Asian Supply Chains
If not China, where?
Media headlines implying rising political risks in the region are leading to an exodus of manufacturing from China are misleading. However, important supply chain shifts are taking place, and companies need to understand the drivers behind these shifts to secure their supply chains and remain competitive in the year ahead.
Select relocation from China has been taking place for some time in certain manufacturing industries, for varying reasons:
1. The biggest long-term driver of this phenomenon is rising cost, and above all labour costs. More recently, costs related to US-China trade tariffs have contributed to those considerations for companies producing for export.
2. China is upgrading its manufacturing, which is displacing lower-tech, or more emissions-intensive industries.
3. Disproportionate attention has been paid to political risks, which to date have only led to limited supply chain shifts, but remain a key risk for technology companies in 2020 amid the decoupling between the US and China.
Simultaneously, there are many reasons for companies to keep their manufacturing base in China, particularly to produce for the large China market.
Benchmarking manufacturing conditions against other Asia-Pacific alternatives – notably Vietnam, Thailand, Malaysia, India and Indonesia – presents a wider range of risks and opportunities that companies need to better understand to identify appropriate locations.
Vietnam has low labour costs and a pro-trade government, but has insufficient skilled labour, energy and infrastructure.

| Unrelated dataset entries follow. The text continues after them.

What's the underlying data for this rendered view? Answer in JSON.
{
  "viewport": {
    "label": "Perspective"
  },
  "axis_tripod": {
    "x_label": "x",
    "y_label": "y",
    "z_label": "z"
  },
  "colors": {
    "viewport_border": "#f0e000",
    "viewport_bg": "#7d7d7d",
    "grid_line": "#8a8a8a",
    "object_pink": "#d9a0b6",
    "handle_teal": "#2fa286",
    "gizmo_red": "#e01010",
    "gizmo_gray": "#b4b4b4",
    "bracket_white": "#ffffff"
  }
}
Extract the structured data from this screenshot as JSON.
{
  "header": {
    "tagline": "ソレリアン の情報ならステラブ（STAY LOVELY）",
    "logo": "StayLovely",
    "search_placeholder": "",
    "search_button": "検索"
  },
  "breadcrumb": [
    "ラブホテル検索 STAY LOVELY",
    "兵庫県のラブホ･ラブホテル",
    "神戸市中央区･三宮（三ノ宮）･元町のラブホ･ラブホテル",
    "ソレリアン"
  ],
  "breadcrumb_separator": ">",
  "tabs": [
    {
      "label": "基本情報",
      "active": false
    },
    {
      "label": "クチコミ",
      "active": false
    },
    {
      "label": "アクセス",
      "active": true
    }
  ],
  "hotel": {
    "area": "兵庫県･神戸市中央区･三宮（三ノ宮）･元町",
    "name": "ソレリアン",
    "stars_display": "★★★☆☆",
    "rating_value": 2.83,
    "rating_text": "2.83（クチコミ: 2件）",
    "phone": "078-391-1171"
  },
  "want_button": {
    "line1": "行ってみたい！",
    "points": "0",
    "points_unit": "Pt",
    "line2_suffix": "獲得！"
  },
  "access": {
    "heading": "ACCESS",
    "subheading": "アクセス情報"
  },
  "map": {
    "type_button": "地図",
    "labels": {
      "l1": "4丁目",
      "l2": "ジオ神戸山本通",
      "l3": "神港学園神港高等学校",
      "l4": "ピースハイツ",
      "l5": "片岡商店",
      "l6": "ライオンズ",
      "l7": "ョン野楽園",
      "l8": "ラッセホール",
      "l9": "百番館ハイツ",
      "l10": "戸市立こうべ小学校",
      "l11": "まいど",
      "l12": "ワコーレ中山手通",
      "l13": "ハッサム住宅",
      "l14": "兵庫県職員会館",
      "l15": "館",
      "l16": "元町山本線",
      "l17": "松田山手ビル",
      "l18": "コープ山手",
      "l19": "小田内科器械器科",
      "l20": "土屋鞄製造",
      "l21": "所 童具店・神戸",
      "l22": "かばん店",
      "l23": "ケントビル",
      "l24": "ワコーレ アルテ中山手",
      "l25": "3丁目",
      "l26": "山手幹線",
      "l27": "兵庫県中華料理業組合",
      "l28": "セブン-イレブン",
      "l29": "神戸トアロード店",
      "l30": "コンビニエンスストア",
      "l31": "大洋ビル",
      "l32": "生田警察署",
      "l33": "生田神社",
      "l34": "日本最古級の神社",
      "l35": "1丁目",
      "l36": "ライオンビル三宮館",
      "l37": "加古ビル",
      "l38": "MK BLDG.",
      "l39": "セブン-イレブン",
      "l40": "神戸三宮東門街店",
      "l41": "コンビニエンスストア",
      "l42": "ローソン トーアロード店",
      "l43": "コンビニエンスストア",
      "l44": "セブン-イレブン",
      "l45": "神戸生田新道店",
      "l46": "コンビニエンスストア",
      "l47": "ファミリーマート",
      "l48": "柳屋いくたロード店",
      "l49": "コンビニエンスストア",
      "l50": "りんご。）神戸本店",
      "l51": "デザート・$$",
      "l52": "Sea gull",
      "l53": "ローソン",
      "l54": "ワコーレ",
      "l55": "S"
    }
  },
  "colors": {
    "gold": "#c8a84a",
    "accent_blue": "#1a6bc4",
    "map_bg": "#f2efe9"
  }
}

Thailand has a well-established manufacturing capacity but the competitiveness of its exports is undermined by the US’s recent suspension of trade preferences over labour rights abuses.
Similarly, Malaysia has a strong skilled labour and manufacturing base that are challenged by capacity constraints and reputational risks from allegations of labour exploitation.
India has low wages and a large potential market but stalled regional integration will hinder its potential role in global supply chains.
Indonesia offers strong investment incentives and a large potential market; however, these benefits are offset by requirements for local partnerships and often present political, integrity and corruption risks.
Companies cannot afford to ignore the opportunities presented by these markets but must also benchmark each market’s risks as supply chains in the region see increasing push and pull in 2020.